UNITED NATIONS, Jan. 1 (Xinhua) -- On the heels of the new year, India, Colombia, Germany, Portugal and South Africa began their two-year tenure on Saturday as non-permanent members of the UN Security Council.
Elected by the UN General Assembly on Oct. 12, the five freshmen members took their seats on Jan. 1 -- as some have called for a permanent seat on the powerful world body.
The Security Council remains unchanged since its membership expanded from 11 to 15 nations in 1963. Five permanent members -- China, France, Russia, the United Kingdom and the United States -- hold veto power. The other 10 members are elected to serve for two- year terms and have no power to veto decisions by the Council.
The five other members whose seats do not expire until the end of 2011 are Brazil, Nigeria, Lebanon Gabon and Bosnia-Herzegovina.
Brazil, Japan, and newly-elected Germany and India, known as the Group of Four (G4), have formally introduced a proposal to expand the 15-member Council by 10 seats, with 6 permanent members.
The G4 proposal argues that the Council's post-World War II structure does not reflect the realities of today's world.
Despite a general consensus by all 192 UN member states to reform the Council, the process of reform continues to face serious political obstacles.

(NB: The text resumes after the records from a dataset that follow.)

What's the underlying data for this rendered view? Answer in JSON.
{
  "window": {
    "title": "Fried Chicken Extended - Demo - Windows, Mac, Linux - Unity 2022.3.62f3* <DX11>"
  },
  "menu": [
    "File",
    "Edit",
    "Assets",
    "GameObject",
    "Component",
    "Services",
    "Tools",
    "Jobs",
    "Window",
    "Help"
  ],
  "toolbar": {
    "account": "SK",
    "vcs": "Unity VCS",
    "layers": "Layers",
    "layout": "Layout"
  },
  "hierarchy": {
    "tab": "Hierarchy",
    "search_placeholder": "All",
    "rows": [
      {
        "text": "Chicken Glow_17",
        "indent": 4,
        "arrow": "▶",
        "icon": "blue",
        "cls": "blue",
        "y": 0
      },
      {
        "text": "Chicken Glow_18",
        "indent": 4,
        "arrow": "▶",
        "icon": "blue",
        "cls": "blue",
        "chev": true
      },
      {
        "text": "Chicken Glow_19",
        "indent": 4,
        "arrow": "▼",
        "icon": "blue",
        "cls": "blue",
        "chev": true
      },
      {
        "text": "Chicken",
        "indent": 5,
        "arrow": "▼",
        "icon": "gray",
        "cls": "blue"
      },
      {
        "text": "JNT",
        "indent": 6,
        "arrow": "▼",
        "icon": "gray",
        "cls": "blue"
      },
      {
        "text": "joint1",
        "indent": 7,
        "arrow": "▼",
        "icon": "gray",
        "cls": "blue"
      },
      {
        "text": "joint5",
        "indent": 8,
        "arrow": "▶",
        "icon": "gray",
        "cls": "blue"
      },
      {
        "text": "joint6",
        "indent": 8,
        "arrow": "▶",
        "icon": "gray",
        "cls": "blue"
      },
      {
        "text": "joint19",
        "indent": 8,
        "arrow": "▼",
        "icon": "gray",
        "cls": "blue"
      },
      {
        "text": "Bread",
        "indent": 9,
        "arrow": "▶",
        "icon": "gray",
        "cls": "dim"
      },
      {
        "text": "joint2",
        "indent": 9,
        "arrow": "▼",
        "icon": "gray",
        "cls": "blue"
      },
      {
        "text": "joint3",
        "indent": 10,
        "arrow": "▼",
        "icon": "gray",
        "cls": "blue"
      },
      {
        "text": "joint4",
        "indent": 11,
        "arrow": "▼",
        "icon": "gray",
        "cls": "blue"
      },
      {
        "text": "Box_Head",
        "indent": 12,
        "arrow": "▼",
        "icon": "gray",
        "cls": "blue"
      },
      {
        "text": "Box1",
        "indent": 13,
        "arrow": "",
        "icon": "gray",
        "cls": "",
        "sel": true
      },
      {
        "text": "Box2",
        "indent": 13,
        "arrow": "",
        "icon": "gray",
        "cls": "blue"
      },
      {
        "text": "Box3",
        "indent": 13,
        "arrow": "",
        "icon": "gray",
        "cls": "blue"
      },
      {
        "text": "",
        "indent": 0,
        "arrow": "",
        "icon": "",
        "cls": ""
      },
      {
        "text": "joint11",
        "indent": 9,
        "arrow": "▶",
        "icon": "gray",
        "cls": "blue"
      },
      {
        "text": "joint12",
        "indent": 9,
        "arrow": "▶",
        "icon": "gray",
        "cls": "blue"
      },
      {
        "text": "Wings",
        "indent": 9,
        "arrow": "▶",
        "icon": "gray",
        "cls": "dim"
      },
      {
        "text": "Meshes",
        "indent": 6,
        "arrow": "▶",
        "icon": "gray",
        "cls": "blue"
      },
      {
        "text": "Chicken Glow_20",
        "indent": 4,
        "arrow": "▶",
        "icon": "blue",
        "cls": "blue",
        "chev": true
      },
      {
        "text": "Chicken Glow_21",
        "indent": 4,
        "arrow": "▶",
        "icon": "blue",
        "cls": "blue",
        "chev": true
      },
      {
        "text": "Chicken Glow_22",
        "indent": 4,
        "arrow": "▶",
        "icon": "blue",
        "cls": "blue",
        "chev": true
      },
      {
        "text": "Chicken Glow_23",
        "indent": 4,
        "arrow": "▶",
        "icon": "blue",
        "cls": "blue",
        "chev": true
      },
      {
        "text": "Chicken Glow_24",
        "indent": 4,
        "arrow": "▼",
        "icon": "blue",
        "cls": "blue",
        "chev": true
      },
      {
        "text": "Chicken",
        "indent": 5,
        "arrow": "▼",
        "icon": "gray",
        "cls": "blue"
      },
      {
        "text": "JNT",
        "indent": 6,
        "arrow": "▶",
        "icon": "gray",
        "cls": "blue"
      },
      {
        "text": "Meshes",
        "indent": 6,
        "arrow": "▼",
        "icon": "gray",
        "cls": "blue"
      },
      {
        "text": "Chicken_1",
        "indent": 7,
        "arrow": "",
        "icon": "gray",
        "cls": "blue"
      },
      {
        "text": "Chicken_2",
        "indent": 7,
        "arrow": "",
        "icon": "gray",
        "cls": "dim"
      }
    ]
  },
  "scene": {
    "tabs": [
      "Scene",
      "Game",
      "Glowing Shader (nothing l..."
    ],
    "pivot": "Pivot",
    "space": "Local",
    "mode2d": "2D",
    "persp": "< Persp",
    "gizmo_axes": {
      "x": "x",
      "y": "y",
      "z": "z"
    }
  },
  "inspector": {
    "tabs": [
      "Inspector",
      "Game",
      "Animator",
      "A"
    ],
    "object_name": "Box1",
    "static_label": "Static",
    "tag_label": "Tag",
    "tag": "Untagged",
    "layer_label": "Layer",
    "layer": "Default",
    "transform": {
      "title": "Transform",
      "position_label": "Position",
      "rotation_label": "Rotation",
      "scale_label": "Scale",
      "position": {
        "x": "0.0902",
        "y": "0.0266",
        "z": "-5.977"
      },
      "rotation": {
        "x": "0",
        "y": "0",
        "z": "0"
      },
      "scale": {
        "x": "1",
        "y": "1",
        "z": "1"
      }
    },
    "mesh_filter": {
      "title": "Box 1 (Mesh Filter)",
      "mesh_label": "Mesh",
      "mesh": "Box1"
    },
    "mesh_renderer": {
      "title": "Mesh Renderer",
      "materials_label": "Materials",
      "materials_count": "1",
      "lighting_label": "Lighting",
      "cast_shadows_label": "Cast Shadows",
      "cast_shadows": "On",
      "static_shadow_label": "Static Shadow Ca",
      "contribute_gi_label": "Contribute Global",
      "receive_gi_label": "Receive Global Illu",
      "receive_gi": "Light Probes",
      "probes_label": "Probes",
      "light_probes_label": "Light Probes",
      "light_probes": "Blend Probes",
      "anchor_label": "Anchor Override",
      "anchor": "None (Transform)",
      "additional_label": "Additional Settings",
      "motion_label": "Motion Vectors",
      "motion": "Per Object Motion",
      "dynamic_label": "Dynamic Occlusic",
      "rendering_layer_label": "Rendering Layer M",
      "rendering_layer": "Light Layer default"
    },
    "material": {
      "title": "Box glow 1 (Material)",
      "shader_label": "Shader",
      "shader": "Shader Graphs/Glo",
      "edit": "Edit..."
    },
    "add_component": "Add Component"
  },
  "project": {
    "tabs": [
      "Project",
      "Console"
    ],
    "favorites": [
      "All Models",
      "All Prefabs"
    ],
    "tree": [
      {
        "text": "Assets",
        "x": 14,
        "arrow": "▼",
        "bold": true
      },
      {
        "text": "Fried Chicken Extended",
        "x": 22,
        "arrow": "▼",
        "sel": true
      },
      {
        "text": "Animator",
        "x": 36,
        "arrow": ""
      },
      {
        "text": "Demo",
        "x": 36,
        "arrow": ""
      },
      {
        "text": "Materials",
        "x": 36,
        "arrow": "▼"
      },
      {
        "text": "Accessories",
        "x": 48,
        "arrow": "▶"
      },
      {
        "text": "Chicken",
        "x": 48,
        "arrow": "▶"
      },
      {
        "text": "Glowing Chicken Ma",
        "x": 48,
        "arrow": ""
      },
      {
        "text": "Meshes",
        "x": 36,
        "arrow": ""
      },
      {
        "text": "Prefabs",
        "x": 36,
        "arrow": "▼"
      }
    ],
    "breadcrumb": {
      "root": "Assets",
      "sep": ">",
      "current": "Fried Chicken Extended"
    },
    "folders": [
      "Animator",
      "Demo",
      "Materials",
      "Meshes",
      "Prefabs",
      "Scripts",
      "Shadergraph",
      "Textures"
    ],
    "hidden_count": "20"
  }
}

It is an issue that has been under discussion for 17 years.